Stored items
■ ■ ■ ■ ■ ■ ■
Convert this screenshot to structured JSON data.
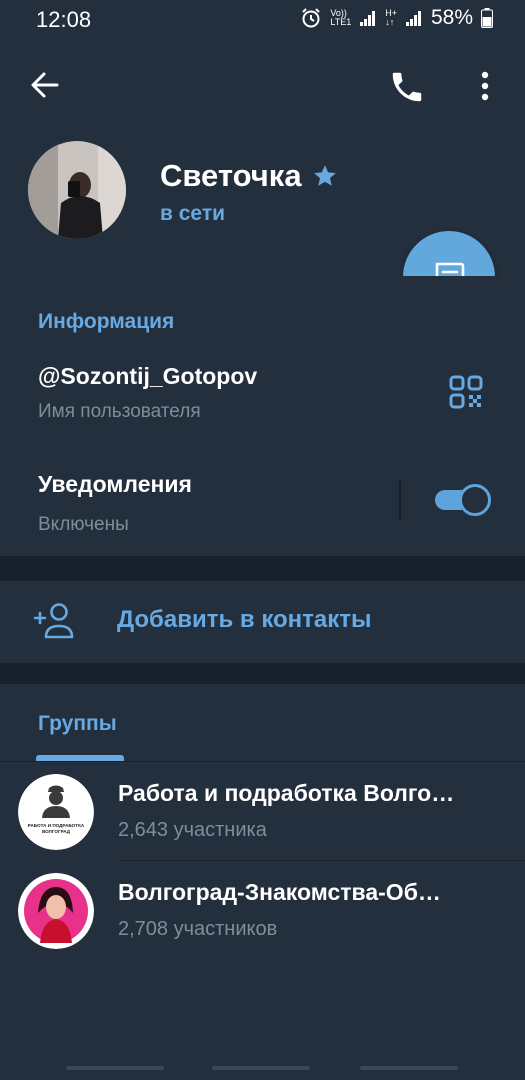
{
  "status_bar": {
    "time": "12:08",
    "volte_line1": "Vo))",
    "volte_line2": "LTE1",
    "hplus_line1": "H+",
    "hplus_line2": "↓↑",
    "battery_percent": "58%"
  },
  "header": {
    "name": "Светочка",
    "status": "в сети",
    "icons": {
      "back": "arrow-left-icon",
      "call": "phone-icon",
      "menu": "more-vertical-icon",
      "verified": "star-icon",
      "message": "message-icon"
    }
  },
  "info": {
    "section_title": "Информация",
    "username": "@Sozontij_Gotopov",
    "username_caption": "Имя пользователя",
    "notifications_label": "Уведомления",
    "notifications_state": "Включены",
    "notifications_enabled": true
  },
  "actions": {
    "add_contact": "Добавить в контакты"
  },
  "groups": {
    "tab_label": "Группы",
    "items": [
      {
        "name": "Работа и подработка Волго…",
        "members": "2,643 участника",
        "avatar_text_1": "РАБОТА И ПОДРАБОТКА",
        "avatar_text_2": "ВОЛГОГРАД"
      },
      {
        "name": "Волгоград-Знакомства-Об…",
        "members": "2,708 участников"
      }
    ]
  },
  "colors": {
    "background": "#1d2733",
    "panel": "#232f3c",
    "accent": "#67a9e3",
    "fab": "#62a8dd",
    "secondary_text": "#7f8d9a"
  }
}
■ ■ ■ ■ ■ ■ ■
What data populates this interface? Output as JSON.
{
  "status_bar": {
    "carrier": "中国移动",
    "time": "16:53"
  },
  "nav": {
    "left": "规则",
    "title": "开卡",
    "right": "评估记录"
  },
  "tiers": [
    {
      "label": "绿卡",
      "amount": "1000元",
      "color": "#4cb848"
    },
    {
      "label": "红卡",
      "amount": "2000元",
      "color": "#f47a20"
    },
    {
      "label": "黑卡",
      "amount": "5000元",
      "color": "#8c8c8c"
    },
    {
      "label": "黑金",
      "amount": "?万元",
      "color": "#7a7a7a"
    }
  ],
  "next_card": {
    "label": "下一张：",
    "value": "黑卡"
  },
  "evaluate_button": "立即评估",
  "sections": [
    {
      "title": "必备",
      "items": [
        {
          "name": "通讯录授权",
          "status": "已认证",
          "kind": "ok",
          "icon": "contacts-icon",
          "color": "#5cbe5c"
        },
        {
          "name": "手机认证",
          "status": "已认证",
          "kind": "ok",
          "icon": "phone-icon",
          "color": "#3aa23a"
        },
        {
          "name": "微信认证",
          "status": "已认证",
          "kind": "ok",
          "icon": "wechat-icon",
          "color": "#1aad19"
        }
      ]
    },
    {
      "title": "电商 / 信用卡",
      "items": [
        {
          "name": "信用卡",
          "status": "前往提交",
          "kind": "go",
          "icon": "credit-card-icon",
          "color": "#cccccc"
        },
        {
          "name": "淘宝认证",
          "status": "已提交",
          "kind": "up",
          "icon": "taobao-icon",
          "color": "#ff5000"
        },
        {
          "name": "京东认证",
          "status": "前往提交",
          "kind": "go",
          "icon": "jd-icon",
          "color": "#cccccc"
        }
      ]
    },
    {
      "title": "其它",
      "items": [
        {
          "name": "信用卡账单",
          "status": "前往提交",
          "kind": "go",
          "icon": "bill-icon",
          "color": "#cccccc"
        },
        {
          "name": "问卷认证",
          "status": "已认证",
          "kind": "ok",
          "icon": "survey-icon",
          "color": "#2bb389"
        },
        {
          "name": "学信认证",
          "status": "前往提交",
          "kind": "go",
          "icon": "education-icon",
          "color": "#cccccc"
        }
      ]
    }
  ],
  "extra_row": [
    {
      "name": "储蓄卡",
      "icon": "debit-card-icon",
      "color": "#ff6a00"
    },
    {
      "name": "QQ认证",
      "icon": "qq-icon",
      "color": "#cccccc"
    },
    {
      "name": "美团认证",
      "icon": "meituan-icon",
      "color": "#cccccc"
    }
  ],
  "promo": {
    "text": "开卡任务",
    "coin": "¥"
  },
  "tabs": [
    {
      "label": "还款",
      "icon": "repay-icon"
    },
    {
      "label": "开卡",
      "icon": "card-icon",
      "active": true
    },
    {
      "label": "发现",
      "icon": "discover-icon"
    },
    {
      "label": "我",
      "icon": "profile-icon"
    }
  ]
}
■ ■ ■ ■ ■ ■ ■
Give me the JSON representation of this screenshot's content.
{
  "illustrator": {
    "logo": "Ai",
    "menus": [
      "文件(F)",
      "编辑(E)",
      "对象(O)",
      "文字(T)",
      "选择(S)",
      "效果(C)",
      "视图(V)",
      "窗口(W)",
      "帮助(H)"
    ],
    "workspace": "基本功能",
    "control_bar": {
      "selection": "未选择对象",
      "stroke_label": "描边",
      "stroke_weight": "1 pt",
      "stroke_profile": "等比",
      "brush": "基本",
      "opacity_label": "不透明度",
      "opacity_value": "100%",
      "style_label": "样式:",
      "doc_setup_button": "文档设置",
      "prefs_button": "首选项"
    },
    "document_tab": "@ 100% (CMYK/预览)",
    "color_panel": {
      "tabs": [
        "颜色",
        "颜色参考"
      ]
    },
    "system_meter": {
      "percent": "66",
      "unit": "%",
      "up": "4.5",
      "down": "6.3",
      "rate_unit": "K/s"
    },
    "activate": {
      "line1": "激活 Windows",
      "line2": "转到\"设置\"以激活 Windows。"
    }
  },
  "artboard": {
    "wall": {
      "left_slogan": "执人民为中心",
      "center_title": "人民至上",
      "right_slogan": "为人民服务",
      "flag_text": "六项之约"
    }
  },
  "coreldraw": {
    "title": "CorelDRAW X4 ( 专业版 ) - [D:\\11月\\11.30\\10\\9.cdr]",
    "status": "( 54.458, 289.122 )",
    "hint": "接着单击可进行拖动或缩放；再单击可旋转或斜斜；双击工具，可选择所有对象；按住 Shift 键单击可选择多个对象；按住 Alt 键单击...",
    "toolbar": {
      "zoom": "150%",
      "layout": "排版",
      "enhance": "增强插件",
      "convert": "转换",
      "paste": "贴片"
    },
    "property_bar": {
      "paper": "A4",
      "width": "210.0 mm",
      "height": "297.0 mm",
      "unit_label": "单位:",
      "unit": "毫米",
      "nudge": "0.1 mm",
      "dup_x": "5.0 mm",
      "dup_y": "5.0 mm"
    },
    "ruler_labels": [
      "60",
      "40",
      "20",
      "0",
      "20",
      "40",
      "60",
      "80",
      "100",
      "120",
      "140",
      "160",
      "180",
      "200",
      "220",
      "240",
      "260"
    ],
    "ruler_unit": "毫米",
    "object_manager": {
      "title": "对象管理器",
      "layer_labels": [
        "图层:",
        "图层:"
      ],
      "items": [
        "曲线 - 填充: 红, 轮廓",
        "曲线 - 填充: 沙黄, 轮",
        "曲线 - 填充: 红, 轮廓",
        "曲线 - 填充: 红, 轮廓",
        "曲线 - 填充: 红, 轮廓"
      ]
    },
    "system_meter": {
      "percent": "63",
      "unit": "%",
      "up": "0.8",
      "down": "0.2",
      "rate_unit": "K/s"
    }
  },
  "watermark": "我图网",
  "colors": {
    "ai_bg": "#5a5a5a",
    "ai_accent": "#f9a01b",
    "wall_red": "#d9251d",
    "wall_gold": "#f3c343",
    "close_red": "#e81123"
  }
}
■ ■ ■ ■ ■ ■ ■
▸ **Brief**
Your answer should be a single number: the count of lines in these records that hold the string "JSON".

▸ **Task response**
3